Frank glanced at the armed soldiers when he got the second ten—the legendary “Dead Man’s Hand.” Was he pushing his luck?

Castro got the seven of clubs, Krushchev the ten of diamonds.

“You stack this deck, U?” Frank asked. “You’re going to deal Nicky here a straight flush!”

Castro folded his cards in disgust.

“An unfair hand. But Krushchev will bury you!”

“Hush, Fidel,” Krushchev said.

Frank got his third ten. Full house. Ace of diamonds for Krushchev.

Frank had to win this. But Krushchev just grinned, without even glancing at his cards. Was he hiding that thousand-to-one straight flush?

“Here’s an idea,” Frank said. “Let’s sweeten the deal a little.”

“With what?” Krushchev asked.

“Well, you guys don’t need my money, seeing as Communism pays so well. But how about something better: Me.”

“Mr. Sinatra?” Thant asked. This was beyond the UN-approved stakes. But Frank did things his way.

“I’ll defect to Cuba. What better weapon do you need? An American star who chooses to live the Communist dream…!”

The idea was only half-crazy. Yeah, Frank’s career was going again, but where to? Novelty songs and covering scruffy rock-and-rollers? His true love had left him, nuclear war was around the corner. Even the Kennedys had abandoned him.

Why not start all over again, a noble worker under a blue Cuban sky?

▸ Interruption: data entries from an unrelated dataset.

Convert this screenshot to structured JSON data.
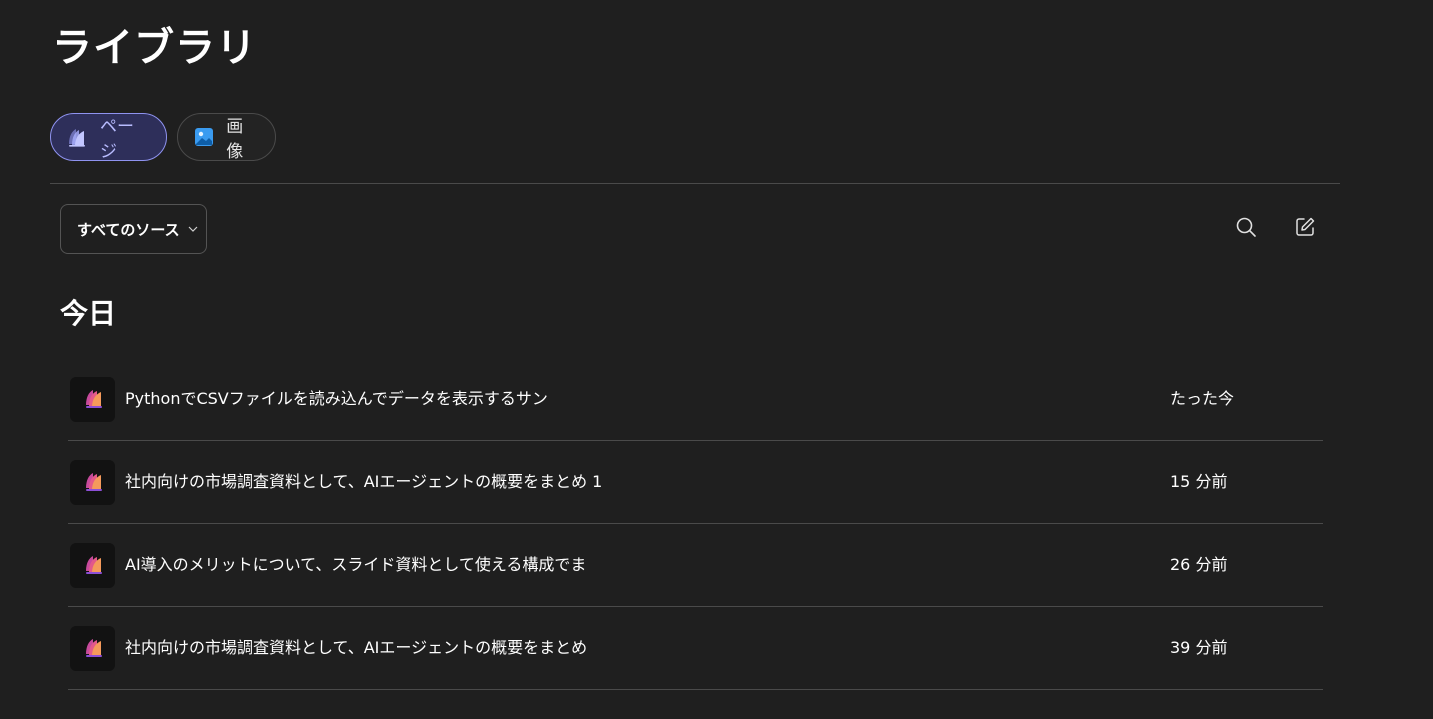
{
  "header": {
    "title": "ライブラリ"
  },
  "tabs": [
    {
      "label": "ページ",
      "icon": "pages-book-icon",
      "active": true
    },
    {
      "label": "画像",
      "icon": "image-icon",
      "active": false
    }
  ],
  "toolbar": {
    "source_filter_label": "すべてのソース",
    "search_icon": "search-icon",
    "new_page_icon": "new-page-icon"
  },
  "sections": [
    {
      "heading": "今日",
      "items": [
        {
          "title": "PythonでCSVファイルを読み込んでデータを表示するサン",
          "time": "たった今",
          "icon": "page-icon"
        },
        {
          "title": "社内向けの市場調査資料として、AIエージェントの概要をまとめ 1",
          "time": "15 分前",
          "icon": "page-icon"
        },
        {
          "title": "AI導入のメリットについて、スライド資料として使える構成でま",
          "time": "26 分前",
          "icon": "page-icon"
        },
        {
          "title": "社内向けの市場調査資料として、AIエージェントの概要をまとめ",
          "time": "39 分前",
          "icon": "page-icon"
        }
      ]
    }
  ],
  "colors": {
    "background": "#1f1f1f",
    "active_tab_border": "#8f93f0",
    "active_tab_bg": "#2e2f5a",
    "divider": "#4a4a4a"
  }
}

“And my bet?” Krushchev asked.

“Nicky, you know your heart’s not in it any more. Why don’t you defect?”

Krushchev stared at Frank wide-eyed.

“You’d be famous,” Frank continued. “Every day would be a trip to Disneyland.”

Who was Frank kidding with his little Cuban fantasy? There was no life for him down here. Castro wasn’t looking out for the little guy. He was just another kind of mob boss, looking for power. Just like Krushchev had been.

Krushchev peeked at his hole card and frowned. This was not that sputtering, shoe-banging maniac. He looked tired.

Krushchev turned his cards over.

“There will be no defections today.”

“What?” Castro exclaimed. “You fold?”

“Yes,” Krushchev said, rising to shake Frank’s hand. “We will dismantle the missiles immediately.”

“This is an outrage!” Castro shouted.

Krushchev laid a heavy hand on Castro’s shoulder.

“It’s over, Fidel.”

As they scuffled, Sinatra slipped Krushchev’s remaining downturned card into his coat pocket.

“Gentlemen,” Frank said. “Sorry to run, but I’ve got a plane to catch. You’ll work out the details?”

Back in the car, Frank pulled out Krushchev’s winning card. An exquisite portrait of Queen Elizabeth, gazing upon a red diamond.

So Nicky was out of the game, after all. One less mob boss in the world. There was still Castro to deal with, and, yeah, maybe the Kennedys, too.

But Frank had saved the world for at least one more day.

And that was as much as one man could do.

Even Frank Sinatra.

“We’re done here,” Frank said to the driver. “Let’s go home.”